Monday, July 27, 2015
Fantasia 2015: The Shamer's Daughter Reviewed
Dina is a little girl living in relative squalor during the already difficult medieval era. Normally, she could look forward to being married off at an early age and aspire to raise babies until she is too old to reproduce (YAY!), but she is the Shamer's Daughter, cursed/blessed with a gift to look into a person's soul and make them relive their private, less honorable moments. She experiences these moments as well, and this causes all who come across her to turn their heads and avoid her gaze. No one wants to be reminded of their secret disgraces, whether inflicted upon them or due to their own despicable acts. More often than not, it is the latter, which seems to be one of the overlying messages of the film. They say the truth shall set you free, but sometimes the truth is not convenient for the mob, and so, they ignore it, and will do all they can to make it disappear. It is the modern way of things. Those who force the truth tend to disappear along with it.
In this story, the king, his wife and young son are murdered in the night and blame is pinned squarely on a prince's shoulders. Since he will not confess, the Shamer is called to look into his heart and pry the truth free. When her powers do not reveal what those in power are looking to hear, they call upon Dina to use her own considerable gifts, which somehow include making people do what she wants through the power of SHAME! Without spoiling the very thin plot, those with ulterior motives reveal their true intentions, Dina is forced to go underground for about 3 minutes and there is a major confrontation in the town square in which the power of SHAME will decide between life and death. OH! And there are DRAGONS! Well kind of. They are non traditional, smaller dragons who don't fly and are a bit menacing until they get stabbed in the neck, but hey...dragons.
The Shamer's Daughter gets by on the power of charisma alone, with actors that are very appealing and a setting that is fantastically believable. The story itself is weak and predictable, and the length of the plot couldn't fill a Disney visitor pamphlet, but what they have to work with is put to good use and is never boring. It's just...I've seen this basic story...many...many........many times. Still, the little extra bits of originality (the Shamer powers and dragons, mainly) are like a breathe of fresh air, and much appreciated.
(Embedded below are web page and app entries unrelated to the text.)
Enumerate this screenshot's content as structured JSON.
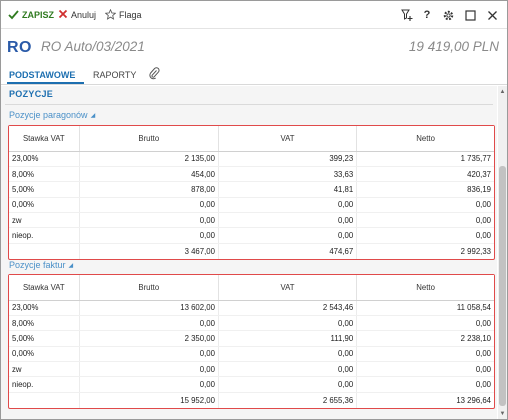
{
  "toolbar": {
    "save_label": "ZAPISZ",
    "cancel_label": "Anuluj",
    "flag_label": "Flaga",
    "right_icons": [
      "add-filter-icon",
      "help-icon",
      "gear-icon",
      "maximize-icon",
      "close-icon"
    ],
    "help_glyph": "?"
  },
  "header": {
    "badge": "RO",
    "title": "RO Auto/03/2021",
    "amount": "19 419,00 PLN"
  },
  "tabs": [
    {
      "label": "PODSTAWOWE",
      "active": true
    },
    {
      "label": "RAPORTY",
      "active": false
    }
  ],
  "section": {
    "title": "POZYCJE"
  },
  "receipts": {
    "title": "Pozycje paragonów",
    "headers": [
      "Stawka VAT",
      "Brutto",
      "VAT",
      "Netto"
    ],
    "rows": [
      {
        "rate": "23,00%",
        "gross": "2 135,00",
        "vat": "399,23",
        "net": "1 735,77"
      },
      {
        "rate": "8,00%",
        "gross": "454,00",
        "vat": "33,63",
        "net": "420,37"
      },
      {
        "rate": "5,00%",
        "gross": "878,00",
        "vat": "41,81",
        "net": "836,19"
      },
      {
        "rate": "0,00%",
        "gross": "0,00",
        "vat": "0,00",
        "net": "0,00"
      },
      {
        "rate": "zw",
        "gross": "0,00",
        "vat": "0,00",
        "net": "0,00"
      },
      {
        "rate": "nieop.",
        "gross": "0,00",
        "vat": "0,00",
        "net": "0,00"
      }
    ],
    "total": {
      "gross": "3 467,00",
      "vat": "474,67",
      "net": "2 992,33"
    }
  },
  "invoices": {
    "title": "Pozycje faktur",
    "headers": [
      "Stawka VAT",
      "Brutto",
      "VAT",
      "Netto"
    ],
    "rows": [
      {
        "rate": "23,00%",
        "gross": "13 602,00",
        "vat": "2 543,46",
        "net": "11 058,54"
      },
      {
        "rate": "8,00%",
        "gross": "0,00",
        "vat": "0,00",
        "net": "0,00"
      },
      {
        "rate": "5,00%",
        "gross": "2 350,00",
        "vat": "111,90",
        "net": "2 238,10"
      },
      {
        "rate": "0,00%",
        "gross": "0,00",
        "vat": "0,00",
        "net": "0,00"
      },
      {
        "rate": "zw",
        "gross": "0,00",
        "vat": "0,00",
        "net": "0,00"
      },
      {
        "rate": "nieop.",
        "gross": "0,00",
        "vat": "0,00",
        "net": "0,00"
      }
    ],
    "total": {
      "gross": "15 952,00",
      "vat": "2 655,36",
      "net": "13 296,64"
    }
  },
  "colors": {
    "accent": "#1d6fb0",
    "save_green": "#2f7a1f",
    "cancel_red": "#d03030",
    "highlight_border": "#e04a4a"
  }
}
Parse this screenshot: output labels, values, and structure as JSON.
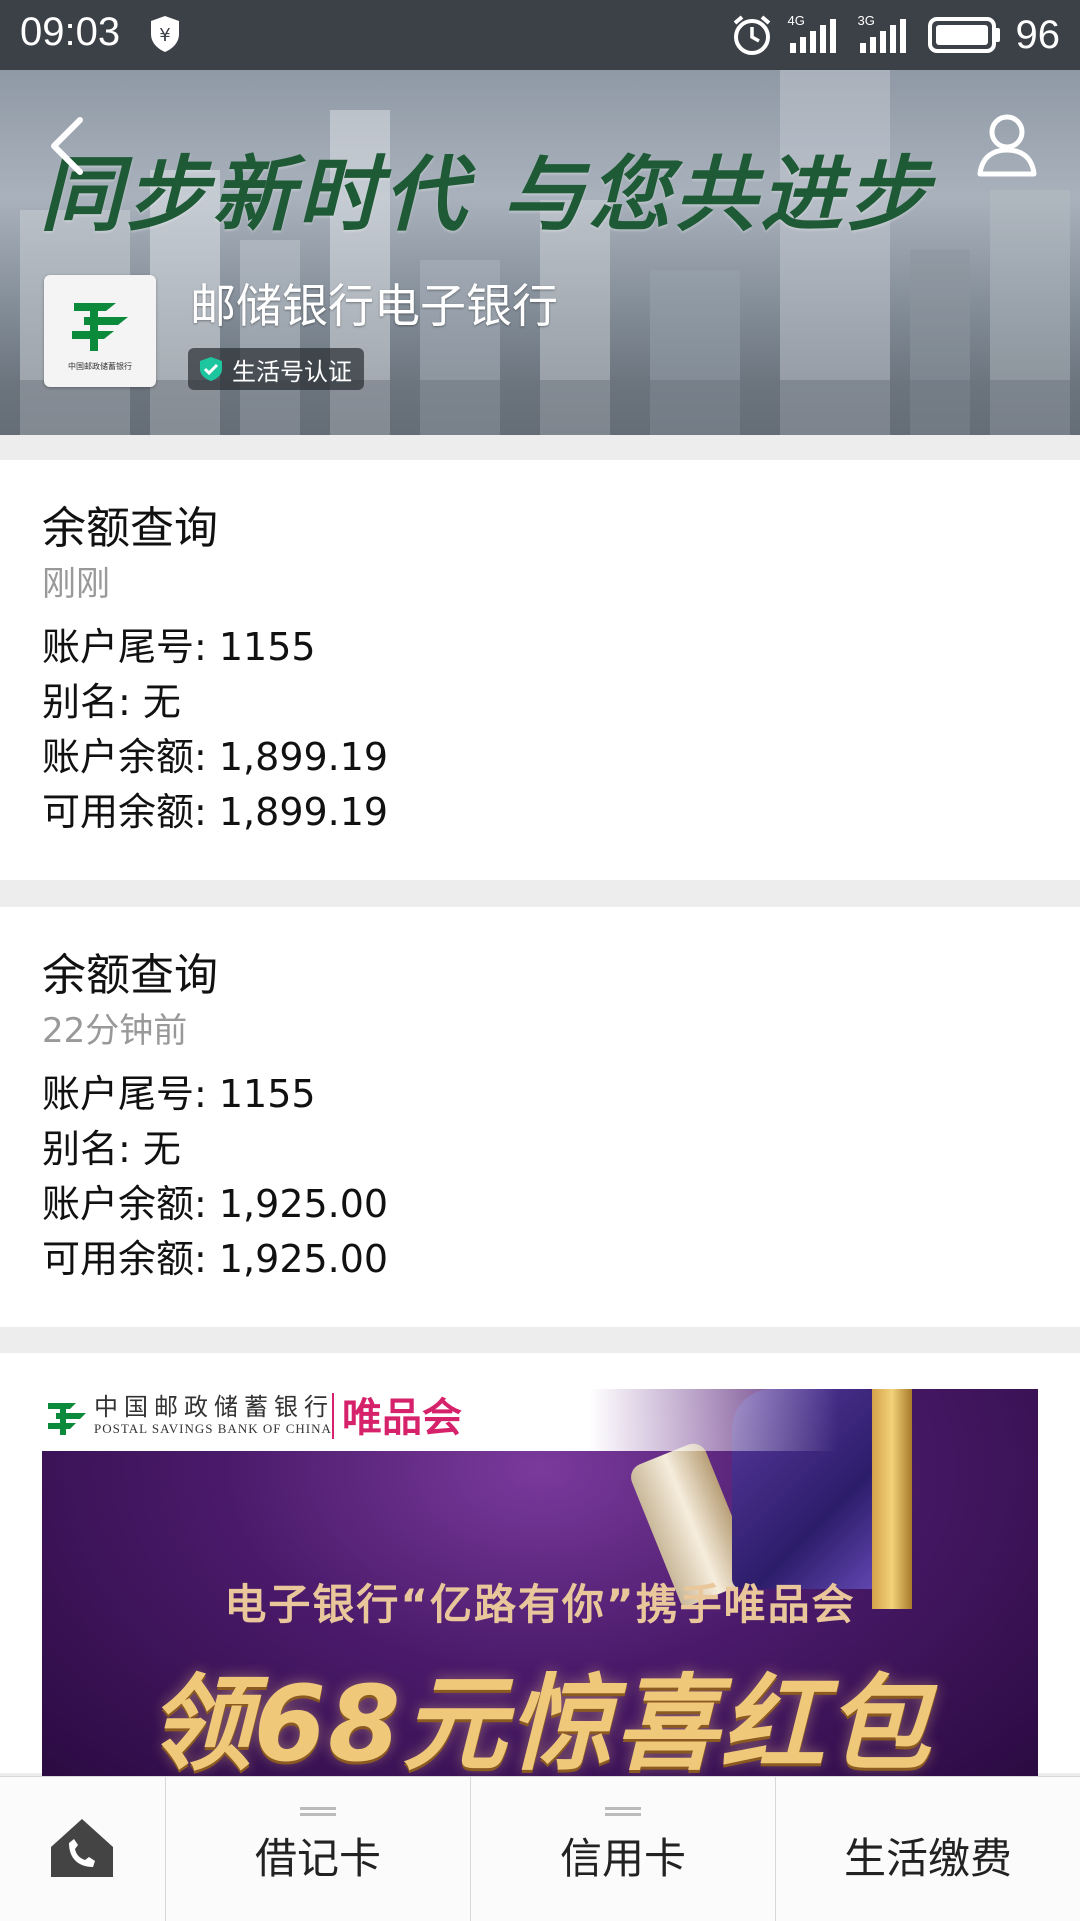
{
  "status_bar": {
    "time": "09:03",
    "battery": "96",
    "net1": "4G",
    "net2": "3G"
  },
  "header": {
    "slogan": "同步新时代 与您共进步",
    "account_name": "邮储银行电子银行",
    "verify_label": "生活号认证",
    "logo_text": "中国邮政储蓄银行"
  },
  "messages": [
    {
      "title": "余额查询",
      "time": "刚刚",
      "lines": [
        "账户尾号: 1155",
        "别名: 无",
        "账户余额: 1,899.19",
        "可用余额: 1,899.19"
      ]
    },
    {
      "title": "余额查询",
      "time": "22分钟前",
      "lines": [
        "账户尾号: 1155",
        "别名: 无",
        "账户余额: 1,925.00",
        "可用余额: 1,925.00"
      ]
    }
  ],
  "promo": {
    "bank_cn": "中国邮政储蓄银行",
    "bank_en": "POSTAL SAVINGS BANK OF CHINA",
    "partner": "唯品会",
    "subtitle": "电子银行“亿路有你”携手唯品会",
    "headline": "领68元惊喜红包"
  },
  "menu": {
    "items": [
      "借记卡",
      "信用卡",
      "生活缴费"
    ]
  },
  "colors": {
    "status_bar": "#3c4047",
    "slogan_green": "#1f5a36",
    "promo_gold": "#f0c87a",
    "promo_purple": "#4a1a6a",
    "vip_pink": "#d6226b"
  }
}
Take this as you will! We aren't breaking any new ground here, but in a sea of carbon copy premises, The Shamer's Daughter stands out.